Supplied material:
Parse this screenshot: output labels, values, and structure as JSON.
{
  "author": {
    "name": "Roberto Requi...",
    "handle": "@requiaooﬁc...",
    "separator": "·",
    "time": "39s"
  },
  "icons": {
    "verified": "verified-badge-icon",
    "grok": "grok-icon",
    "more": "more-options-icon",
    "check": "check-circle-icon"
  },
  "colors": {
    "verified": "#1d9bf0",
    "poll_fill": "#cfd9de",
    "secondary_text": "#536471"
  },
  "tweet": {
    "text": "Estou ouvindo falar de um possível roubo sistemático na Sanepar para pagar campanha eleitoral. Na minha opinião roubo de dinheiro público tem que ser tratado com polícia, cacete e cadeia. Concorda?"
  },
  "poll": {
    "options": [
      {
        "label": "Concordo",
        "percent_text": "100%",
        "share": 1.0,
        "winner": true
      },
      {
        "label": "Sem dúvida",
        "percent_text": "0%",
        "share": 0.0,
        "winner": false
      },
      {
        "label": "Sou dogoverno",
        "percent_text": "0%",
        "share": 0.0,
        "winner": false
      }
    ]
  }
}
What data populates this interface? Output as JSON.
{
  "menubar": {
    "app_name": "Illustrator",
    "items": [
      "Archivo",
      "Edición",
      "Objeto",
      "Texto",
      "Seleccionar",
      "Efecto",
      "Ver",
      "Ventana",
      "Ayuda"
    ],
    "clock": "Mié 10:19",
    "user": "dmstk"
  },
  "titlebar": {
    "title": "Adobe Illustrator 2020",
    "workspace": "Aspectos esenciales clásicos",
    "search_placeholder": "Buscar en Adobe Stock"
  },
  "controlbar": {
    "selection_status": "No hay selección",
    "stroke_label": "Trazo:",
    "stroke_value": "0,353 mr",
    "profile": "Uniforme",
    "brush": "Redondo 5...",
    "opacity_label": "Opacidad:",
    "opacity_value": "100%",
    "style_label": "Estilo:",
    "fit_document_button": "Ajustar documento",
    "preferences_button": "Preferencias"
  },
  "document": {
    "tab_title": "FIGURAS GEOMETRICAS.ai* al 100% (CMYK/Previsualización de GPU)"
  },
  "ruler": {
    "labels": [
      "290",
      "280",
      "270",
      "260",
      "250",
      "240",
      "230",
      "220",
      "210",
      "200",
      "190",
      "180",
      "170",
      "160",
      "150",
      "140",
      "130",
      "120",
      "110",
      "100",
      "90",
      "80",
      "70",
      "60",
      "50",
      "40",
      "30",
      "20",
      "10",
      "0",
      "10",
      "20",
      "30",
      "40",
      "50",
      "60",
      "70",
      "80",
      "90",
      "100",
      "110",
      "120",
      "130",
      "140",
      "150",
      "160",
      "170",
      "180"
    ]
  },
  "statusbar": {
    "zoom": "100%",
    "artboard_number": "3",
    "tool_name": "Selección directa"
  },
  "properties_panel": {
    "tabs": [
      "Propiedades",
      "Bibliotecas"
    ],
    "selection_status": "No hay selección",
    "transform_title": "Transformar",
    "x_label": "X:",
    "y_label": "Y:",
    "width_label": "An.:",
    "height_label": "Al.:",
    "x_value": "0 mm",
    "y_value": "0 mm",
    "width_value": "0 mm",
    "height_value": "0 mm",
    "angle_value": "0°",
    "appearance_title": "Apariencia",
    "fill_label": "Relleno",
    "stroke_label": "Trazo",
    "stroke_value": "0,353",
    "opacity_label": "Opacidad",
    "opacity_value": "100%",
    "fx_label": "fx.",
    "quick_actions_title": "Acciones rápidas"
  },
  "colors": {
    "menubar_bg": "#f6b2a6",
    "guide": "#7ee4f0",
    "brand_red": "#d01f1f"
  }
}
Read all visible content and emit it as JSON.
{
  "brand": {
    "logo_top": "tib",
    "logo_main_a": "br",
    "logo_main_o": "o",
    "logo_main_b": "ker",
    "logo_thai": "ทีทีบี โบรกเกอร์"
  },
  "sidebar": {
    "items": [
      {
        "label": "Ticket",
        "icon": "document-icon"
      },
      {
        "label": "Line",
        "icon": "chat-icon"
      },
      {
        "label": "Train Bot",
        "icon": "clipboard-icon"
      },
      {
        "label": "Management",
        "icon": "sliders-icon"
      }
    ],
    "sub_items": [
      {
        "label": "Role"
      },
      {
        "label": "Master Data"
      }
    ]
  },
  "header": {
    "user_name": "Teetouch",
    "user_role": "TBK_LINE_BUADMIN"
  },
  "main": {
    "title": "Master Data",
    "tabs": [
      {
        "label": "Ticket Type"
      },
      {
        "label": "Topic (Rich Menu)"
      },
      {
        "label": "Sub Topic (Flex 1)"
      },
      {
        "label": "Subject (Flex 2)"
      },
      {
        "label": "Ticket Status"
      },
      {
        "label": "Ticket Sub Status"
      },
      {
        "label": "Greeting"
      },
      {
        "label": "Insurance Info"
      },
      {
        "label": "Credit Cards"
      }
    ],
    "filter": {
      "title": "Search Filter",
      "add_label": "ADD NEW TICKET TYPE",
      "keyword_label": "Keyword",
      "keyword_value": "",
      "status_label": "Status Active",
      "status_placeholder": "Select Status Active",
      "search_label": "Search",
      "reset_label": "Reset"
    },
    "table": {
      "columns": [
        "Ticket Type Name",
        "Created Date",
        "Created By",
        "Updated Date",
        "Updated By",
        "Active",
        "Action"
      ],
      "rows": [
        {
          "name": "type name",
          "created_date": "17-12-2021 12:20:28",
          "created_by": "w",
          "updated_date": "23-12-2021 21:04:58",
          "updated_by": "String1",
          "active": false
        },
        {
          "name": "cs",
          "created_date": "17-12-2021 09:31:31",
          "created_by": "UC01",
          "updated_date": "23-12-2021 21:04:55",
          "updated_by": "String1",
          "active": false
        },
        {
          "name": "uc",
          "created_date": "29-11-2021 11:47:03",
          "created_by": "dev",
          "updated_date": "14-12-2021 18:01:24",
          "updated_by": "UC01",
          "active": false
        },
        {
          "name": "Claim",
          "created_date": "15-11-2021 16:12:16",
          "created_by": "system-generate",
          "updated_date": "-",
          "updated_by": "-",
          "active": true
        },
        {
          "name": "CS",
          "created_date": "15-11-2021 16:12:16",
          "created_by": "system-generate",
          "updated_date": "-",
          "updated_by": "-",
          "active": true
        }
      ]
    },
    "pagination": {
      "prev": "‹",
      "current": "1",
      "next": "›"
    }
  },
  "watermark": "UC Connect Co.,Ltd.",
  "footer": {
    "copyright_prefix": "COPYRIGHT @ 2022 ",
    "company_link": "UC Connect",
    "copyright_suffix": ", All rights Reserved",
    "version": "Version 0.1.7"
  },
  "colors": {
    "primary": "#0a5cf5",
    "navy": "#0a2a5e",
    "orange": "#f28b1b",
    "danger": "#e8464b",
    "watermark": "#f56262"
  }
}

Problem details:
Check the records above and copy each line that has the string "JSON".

Result of the task:
Parse this screenshot: output labels, values, and structure as JSON.
What data populates this interface? Output as JSON.
Read all visible content and emit it as JSON.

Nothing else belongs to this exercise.